"..I fully expect that it's going to get in the wrong hands, and I fully expect that there's going to be eugenics performed..."
Michael Blumlein wanted me to know that he's not so dark as I might have assumed. Sure, the stories in 'The Brains of Rats' were, for the most part, verging on transgressive, but he told me that he is now writing from a different perspective. Of course, Blumlein is a doctor, and that gives him a perspective that many of us might consider by default, to be on the dark side.
This time, at SF in SF, he'd read the first part of a story about the implication of genetic testing, enough to give us a look at Blumlein as a doctor, and it was, to be sure, and very clear and informed perception. But as he and I talked about genetic testing, and how he had recently had a patient who had his own genome sequenced, things rapidly spun out of control; not the interview, but the possibilities that Blumlein fearlessly described.
"I've never been comfortable, as a short story writer with that very compact sense of things."
—E. L. Doctorow
E. L. Doctorow told me that he does not have a style; or rather that his style is each work he writes, and none of them are the same. Sitting down to talk with one of America's most prolific and iconic writers is somehow easier when you are doing so in the busy lobby of a hotel in downtown San Jose. But then E. L. Doctorow knows this business of writing, and is always interested in talking about what he does. He's not just one of our best writers; he's also one of the best writers who can talk about his own work.

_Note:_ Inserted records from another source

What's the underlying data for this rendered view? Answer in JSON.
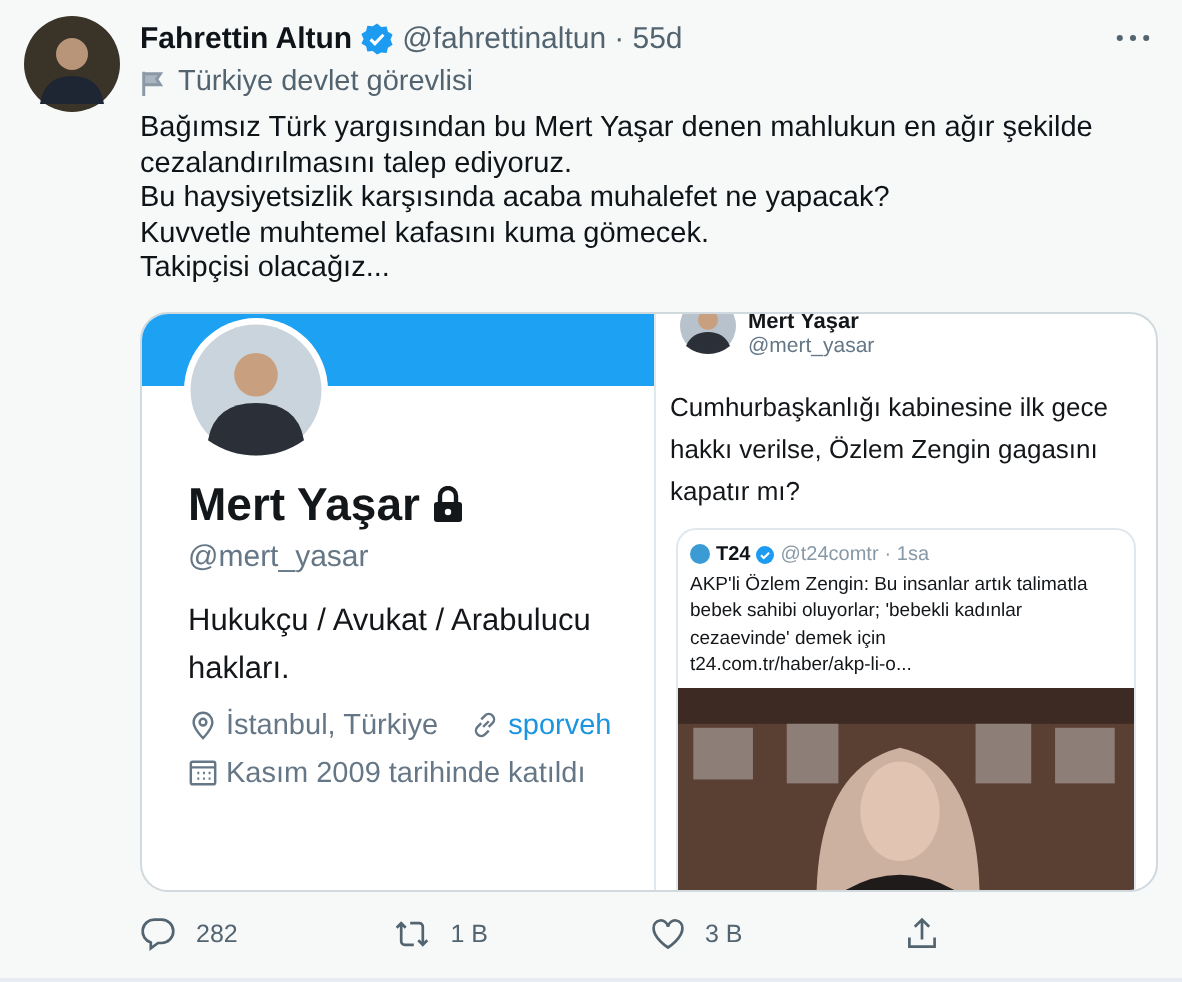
{
  "tweet": {
    "author": {
      "name": "Fahrettin Altun",
      "verified": true,
      "handle": "@fahrettinaltun",
      "time": "· 55d"
    },
    "label": "Türkiye devlet görevlisi",
    "text_lines": [
      "Bağımsız Türk yargısından bu Mert Yaşar denen mahlukun en ağır şekilde",
      "cezalandırılmasını talep ediyoruz.",
      "Bu haysiyetsizlik karşısında acaba muhalefet ne yapacak?",
      "Kuvvetle muhtemel kafasını kuma gömecek.",
      "Takipçisi olacağız..."
    ],
    "media": {
      "profile_card": {
        "name": "Mert Yaşar",
        "protected": true,
        "handle": "@mert_yasar",
        "bio_lines": [
          "Hukukçu / Avukat / Arabulucu",
          "hakları."
        ],
        "location": "İstanbul, Türkiye",
        "link": "sporveh",
        "joined": "Kasım 2009 tarihinde katıldı"
      },
      "quoted_tweet": {
        "name": "Mert Yaşar",
        "handle": "@mert_yasar",
        "text_lines": [
          "Cumhurbaşkanlığı kabinesine ilk gece",
          "hakkı verilse, Özlem Zengin gagasını",
          "kapatır mı?"
        ],
        "card": {
          "source": "T24",
          "verified": true,
          "handle": "@t24comtr",
          "time": "· 1sa",
          "text_lines": [
            "AKP'li Özlem Zengin: Bu insanlar artık talimatla",
            "bebek sahibi oluyorlar; 'bebekli kadınlar",
            "cezaevinde' demek için",
            "t24.com.tr/haber/akp-li-o..."
          ]
        }
      }
    },
    "actions": [
      {
        "kind": "reply",
        "count": "282"
      },
      {
        "kind": "retweet",
        "count": "1 B"
      },
      {
        "kind": "like",
        "count": "3 B"
      },
      {
        "kind": "share"
      }
    ]
  }
}
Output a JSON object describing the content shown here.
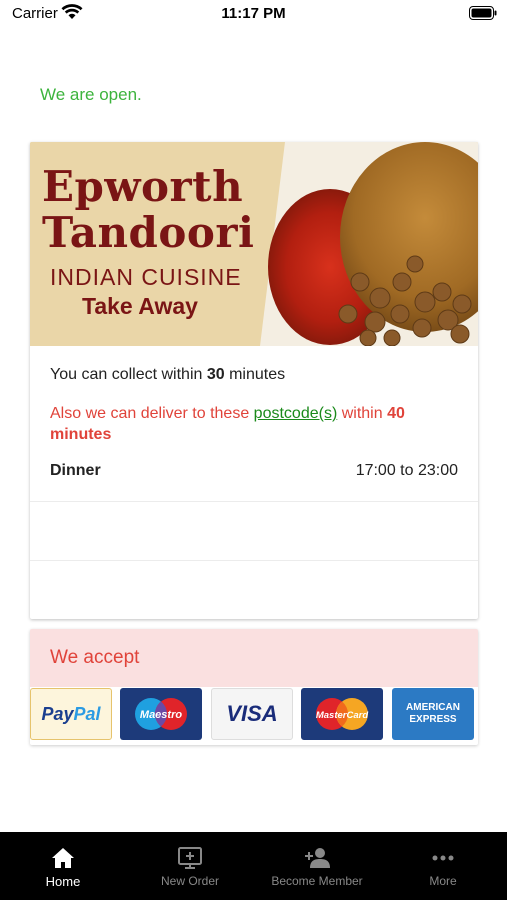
{
  "status_bar": {
    "carrier": "Carrier",
    "time": "11:17 PM"
  },
  "open_status": "We are open.",
  "restaurant": {
    "name_line1": "Epworth",
    "name_line2": "Tandoori",
    "subtitle": "INDIAN CUISINE",
    "tagline": "Take Away"
  },
  "collect": {
    "prefix": "You can collect within ",
    "minutes": "30",
    "suffix": " minutes"
  },
  "delivery": {
    "prefix": "Also we can deliver to these ",
    "link_text": "postcode(s)",
    "middle": " within ",
    "minutes": "40 minutes"
  },
  "hours": [
    {
      "label": "Dinner",
      "time": "17:00 to 23:00"
    }
  ],
  "payment": {
    "title": "We accept",
    "methods": [
      {
        "name": "PayPal",
        "part1": "Pay",
        "part2": "Pal"
      },
      {
        "name": "Maestro"
      },
      {
        "name": "VISA"
      },
      {
        "name": "MasterCard"
      },
      {
        "name": "American Express",
        "line1": "AMERICAN",
        "line2": "EXPRESS"
      }
    ]
  },
  "tabs": [
    {
      "label": "Home",
      "icon": "home-icon",
      "active": true
    },
    {
      "label": "New Order",
      "icon": "new-order-icon",
      "active": false
    },
    {
      "label": "Become Member",
      "icon": "add-person-icon",
      "active": false
    },
    {
      "label": "More",
      "icon": "more-dots-icon",
      "active": false
    }
  ],
  "colors": {
    "open_green": "#3db43d",
    "accent_red": "#e0433a",
    "link_green": "#1a8a1a",
    "brand_maroon": "#7a1515",
    "accept_bg": "#fae0e0"
  }
}
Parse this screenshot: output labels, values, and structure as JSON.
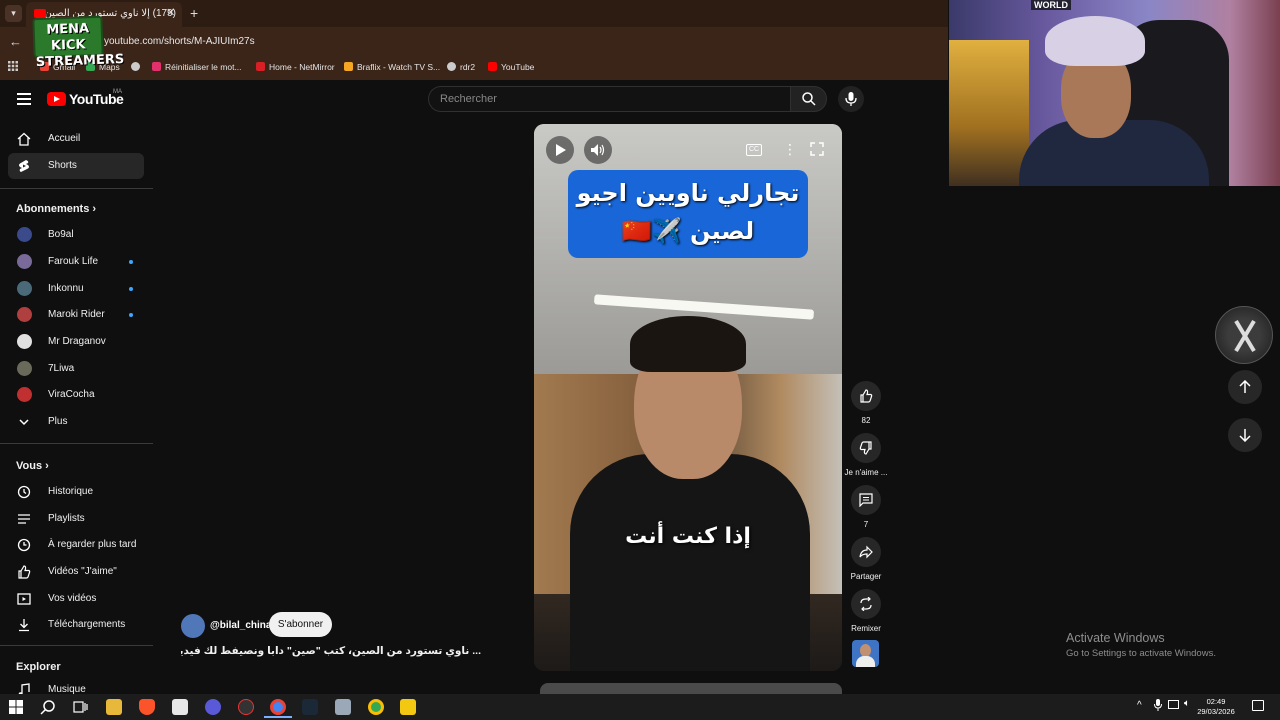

My job was made much easier because my son Dietrich was on hand to tape an HD video of the conversation. Thus, about halfway through the interview when I realized that I'd parked our car in a "Tow Away if parked longer than ..." space, and that we were approaching "longer than," Dietrich remembered to run to the car and moved it just as it was being ticketed for a tow away. I was able to continue in complete oblivion. The photo above is a still from that video.
Doctorow's ability to talk about his writing is in part possible because he's truly able to listen to others talk about it as well. He approaches each work as a whole creation, does his job with the language, and then — and this is critical — let's the reader do the reading. He does not attach any preconceptions as to how his work should be read, and he is always intrigued by the variety of takes that readers come up with after reading a story. For example, in 'All the Time in the World,' I found that the first two stories, "Wakefield" and "Edgemont Drive" had strong elements of ghost story fiction in them, even though neither was concerned with the traditional supernatural definition of ghosts.
Yes, it's true that this was clearly in part because I'd just come from reading Robert Aickman's "strange stories" in 'Powers of Darkness.' But indeed, both of Doctorow's stories involve living men who haunt their houses in different ways, and Doctorow, who had not heard that take on the stories before found it interesting — and it occasioned from him the comment that he himself is interested in how his stories are read.